top of page

....and many other thoughts about facilitation, coaching ( teams & individuals) and learning


  • David

RAC – Generation Y

Updated: Mar 8, 2022

It is real!!A lot of people talk about Generation Y and argue that they need different kind of training. I hear and see a lot of these in training conferences or magazines. But I never realise that it is so real until last week. I conducted a series of presentation classes to 24 banking trainees who graduated from universities around 1/2 year ago. They are around 22 or 23. They were born in 1985-86. They are real young!! And more importantly, they are really different kind of learners as compared to the others I experienced before.

  • Course: Three 2-day presentation courses back to back

  • Date: Starting from 18 Feb 2008 onward

  • Location: Shanghai, China

  • # of Participants: 8 in each class

  • I am feeling: I learnt something new

Here are the major difference I experienced in the classes:

Smarter – I found them to be smarter, both in terms of how much they knew already and how fast their brain works. They are definitely so as compared to the management trainees at my time. Taking presentation as an example, they have more background knowledge on this (but may be because presentation skills is more and more popularly studied in the last 10 years.) They can also apply what they learn faster. I asked them to include 1 analogy, 1 diagram and 1 example in their 5-min presentation. I gave them 30 mins to prepare, like what I did in other classes. But it turned out that they did not quite need it.

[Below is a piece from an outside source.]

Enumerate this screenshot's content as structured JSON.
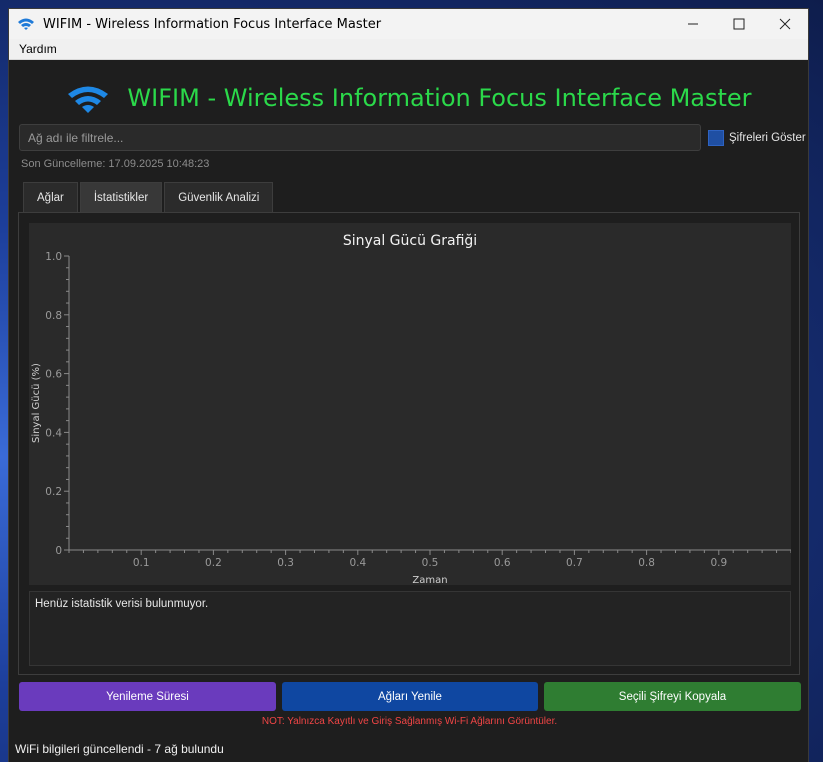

Real short attention span – I argue that adult has short attention span. Granville said 18 minutes for one way lecture. My gen-Y learners’ attention is shorter than that. In addition, they prefer straight answers rather than prompting questions.

Stronger stimulation is needed – Soon after we entered into a group discussion setting (not even lecturing), I can sense their energy level dropped quickly. Their faces turned blank and I got fewer responses from my questions. In fact, my learners said directly that they want more activities and videos. They want stronger stimulation. My read is that it is just like the TV programs – they are more rich in stimulation now than before. The pace is faster and there is more music & flash on the TV screens. They want movie trailers rather than the movie itself. My learners has grown in a different TV era (or I shall say media era as it is now Internet rather than TV).

So, the more important question is – what would I do different next time?

‘Closed-er’ questions – I did reflect a lot when the learners demanded straight answers rather than questions. Did I ask too much? I finally said to myself that I will still ask a lot of questions. Why? First, I think that their resistance to questions is normal. Finding the answer myself is always harder than being given the answer. But it is exactly the process of finding the answer makes people learn better. Instead, I will change the way I ask the questions. I will make questions of nature being more ‘closed’ than ‘open’. For example, instead of ‘Tell me how paraphrasing helps in handling questions.’, I will ask ‘Imagine yourself to be the audience and you take the courage to ask a question openly. How would you feel if the speaker paraphrases correctly your question?’ (answer = paraphrasing can show respect).

More doing than talking – I will keep the group discussion / lecture session less than 10 minutes. Let them do more.

Variety – I shall add more variety in terms of delivery, on top of those I am using now i.e. lectures, small & big group discussion, role play and appreciative enquiry. Not only types of delivery, but also frequency in switching from one to another in the class.

1 view0 comments


Featured Posts

bottom of page